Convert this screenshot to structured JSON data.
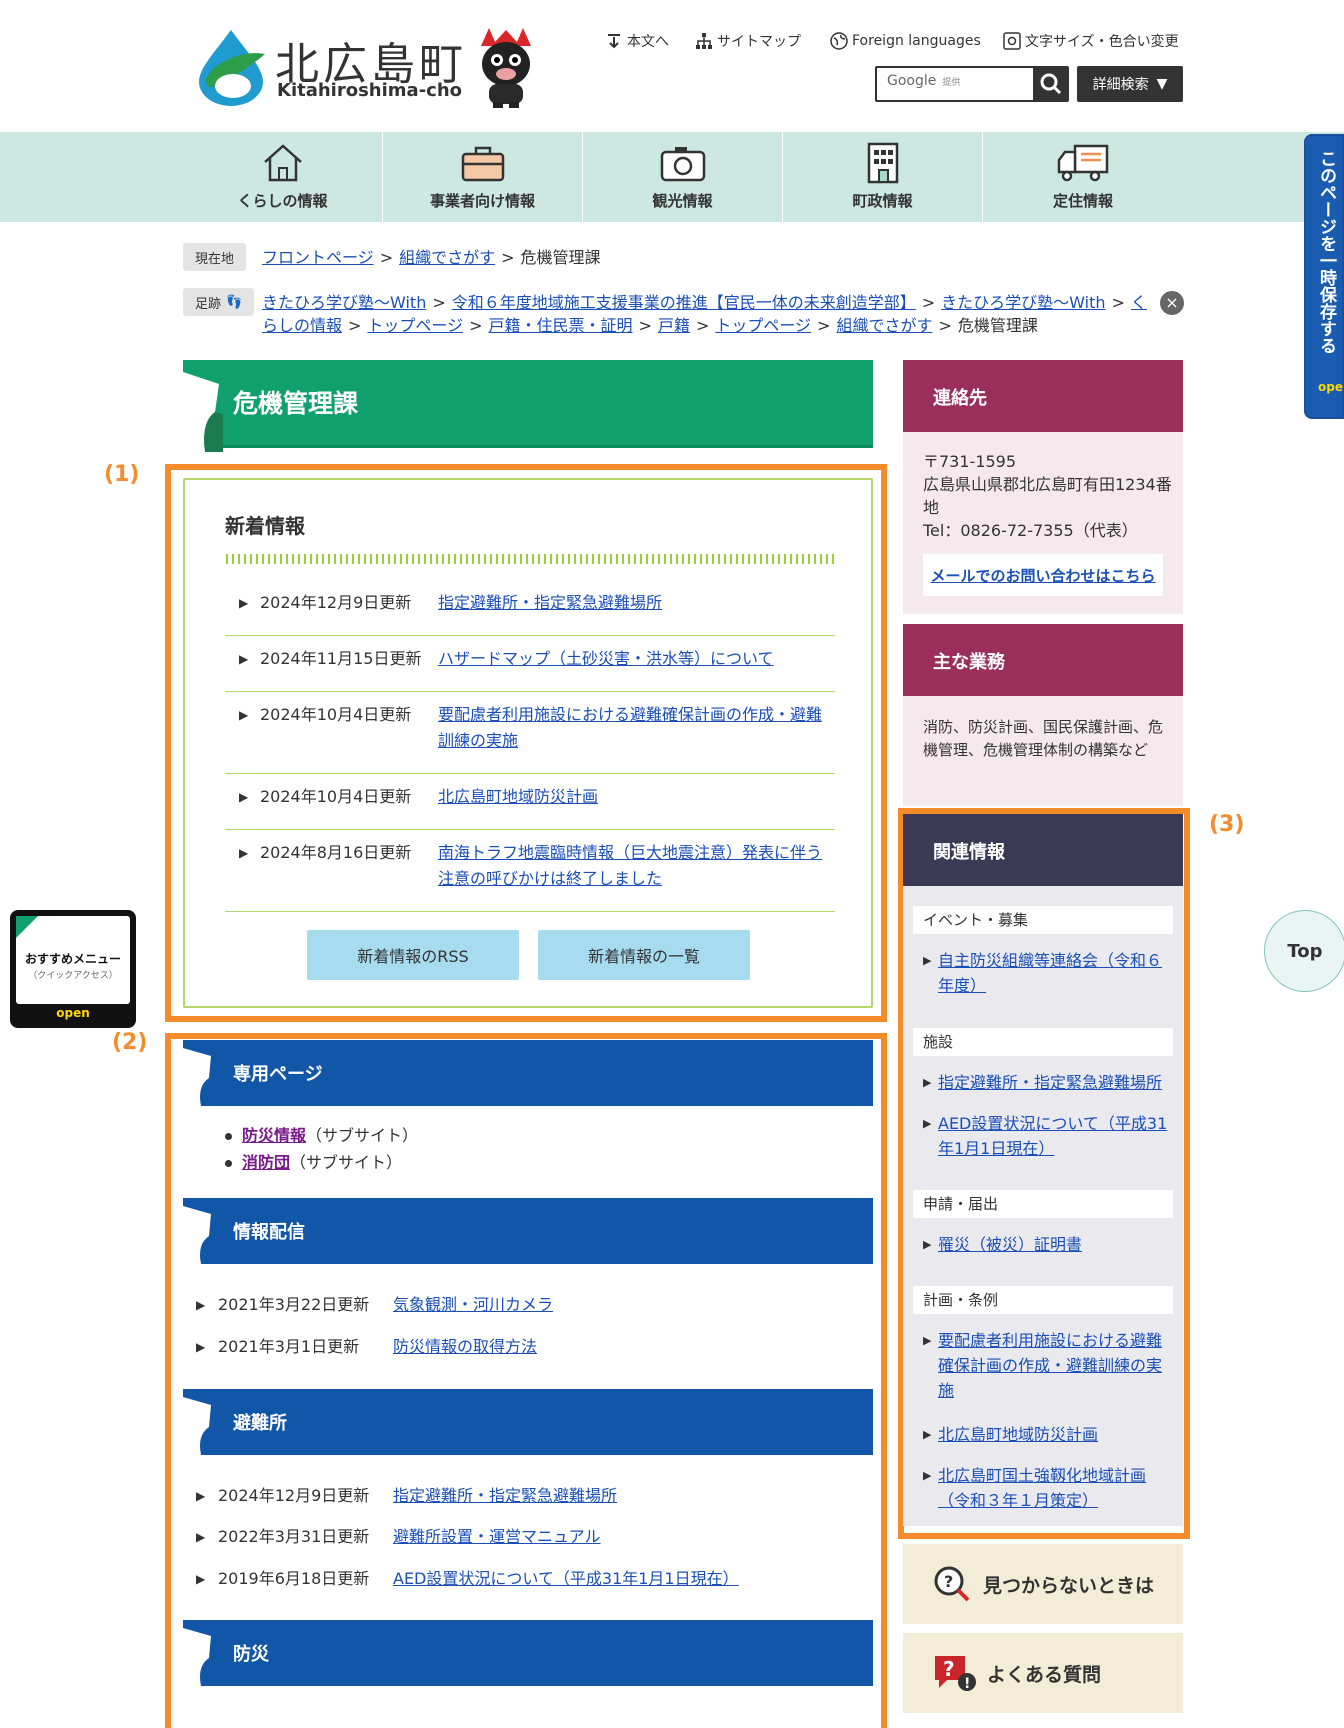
{
  "header": {
    "logo_title": "北広島町",
    "logo_sub": "Kitahiroshima-cho",
    "util": {
      "skip": "本文へ",
      "sitemap": "サイトマップ",
      "foreign": "Foreign languages",
      "textsize": "文字サイズ・色合い変更"
    },
    "search": {
      "google_label": "Google",
      "provided": "提供",
      "advanced": "詳細検索"
    }
  },
  "gnav": [
    {
      "label": "くらしの情報",
      "icon": "house-icon"
    },
    {
      "label": "事業者向け情報",
      "icon": "briefcase-icon"
    },
    {
      "label": "観光情報",
      "icon": "camera-icon"
    },
    {
      "label": "町政情報",
      "icon": "building-icon"
    },
    {
      "label": "定住情報",
      "icon": "truck-icon"
    }
  ],
  "side_tab": {
    "text": "このページを一時保存する",
    "open": "open"
  },
  "breadcrumb": {
    "current_label": "現在地",
    "current": [
      "フロントページ",
      "組織でさがす",
      "危機管理課"
    ],
    "history_label": "足跡",
    "history_line1": [
      "きたひろ学び塾～With",
      "令和６年度地域施工支援事業の推進【官民一体の未来創造学部】",
      "きたひろ学び塾～With",
      "く"
    ],
    "history_line2": [
      "らしの情報",
      "トップページ",
      "戸籍・住民票・証明",
      "戸籍",
      "トップページ",
      "組織でさがす",
      "危機管理課"
    ],
    "separator": ">"
  },
  "page_title": "危機管理課",
  "labels": {
    "one": "(1)",
    "two": "(2)",
    "three": "(3)"
  },
  "news": {
    "title": "新着情報",
    "items": [
      {
        "date": "2024年12月9日更新",
        "title": "指定避難所・指定緊急避難場所"
      },
      {
        "date": "2024年11月15日更新",
        "title": "ハザードマップ（土砂災害・洪水等）について"
      },
      {
        "date": "2024年10月4日更新",
        "title": "要配慮者利用施設における避難確保計画の作成・避難訓練の実施"
      },
      {
        "date": "2024年10月4日更新",
        "title": "北広島町地域防災計画"
      },
      {
        "date": "2024年8月16日更新",
        "title": "南海トラフ地震臨時情報（巨大地震注意）発表に伴う注意の呼びかけは終了しました"
      }
    ],
    "rss_button": "新着情報のRSS",
    "list_button": "新着情報の一覧"
  },
  "sections": {
    "dedicated": {
      "title": "専用ページ",
      "items": [
        {
          "link": "防災情報",
          "note": "（サブサイト）"
        },
        {
          "link": "消防団",
          "note": "（サブサイト）"
        }
      ]
    },
    "delivery": {
      "title": "情報配信",
      "items": [
        {
          "date": "2021年3月22日更新",
          "title": "気象観測・河川カメラ"
        },
        {
          "date": "2021年3月1日更新",
          "title": "防災情報の取得方法"
        }
      ]
    },
    "shelter": {
      "title": "避難所",
      "items": [
        {
          "date": "2024年12月9日更新",
          "title": "指定避難所・指定緊急避難場所"
        },
        {
          "date": "2022年3月31日更新",
          "title": "避難所設置・運営マニュアル"
        },
        {
          "date": "2019年6月18日更新",
          "title": "AED設置状況について（平成31年1月1日現在）"
        }
      ]
    },
    "disaster": {
      "title": "防災"
    }
  },
  "contact": {
    "title": "連絡先",
    "postal": "〒731-1595",
    "address": "広島県山県郡北広島町有田1234番地",
    "tel": "Tel：0826-72-7355（代表）",
    "mail_button": "メールでのお問い合わせはこちら"
  },
  "duties": {
    "title": "主な業務",
    "text": "消防、防災計画、国民保護計画、危機管理、危機管理体制の構築など"
  },
  "related": {
    "title": "関連情報",
    "categories": [
      {
        "name": "イベント・募集",
        "links": [
          "自主防災組織等連絡会（令和６年度）"
        ]
      },
      {
        "name": "施設",
        "links": [
          "指定避難所・指定緊急避難場所",
          "AED設置状況について（平成31年1月1日現在）"
        ]
      },
      {
        "name": "申請・届出",
        "links": [
          "罹災（被災）証明書"
        ]
      },
      {
        "name": "計画・条例",
        "links": [
          "要配慮者利用施設における避難確保計画の作成・避難訓練の実施",
          "北広島町地域防災計画",
          "北広島町国土強靱化地域計画（令和３年１月策定）"
        ]
      }
    ]
  },
  "help": {
    "not_found": "見つからないときは",
    "faq": "よくある質問"
  },
  "quick_menu": {
    "title": "おすすめメニュー",
    "sub": "（クイックアクセス）",
    "open": "open"
  },
  "top_button": "Top",
  "colors": {
    "green": "#0fa06e",
    "blue": "#1256a8",
    "maroon": "#9a2f5c",
    "navy": "#3a3a55",
    "orange": "#f68b2c",
    "mint": "#cde8e0"
  }
}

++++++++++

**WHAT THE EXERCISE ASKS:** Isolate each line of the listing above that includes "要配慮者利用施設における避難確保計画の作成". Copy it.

**TASK RESULT:**
        "title": "要配慮者利用施設における避難確保計画の作成・避難訓練の実施"
          "要配慮者利用施設における避難確保計画の作成・避難訓練の実施",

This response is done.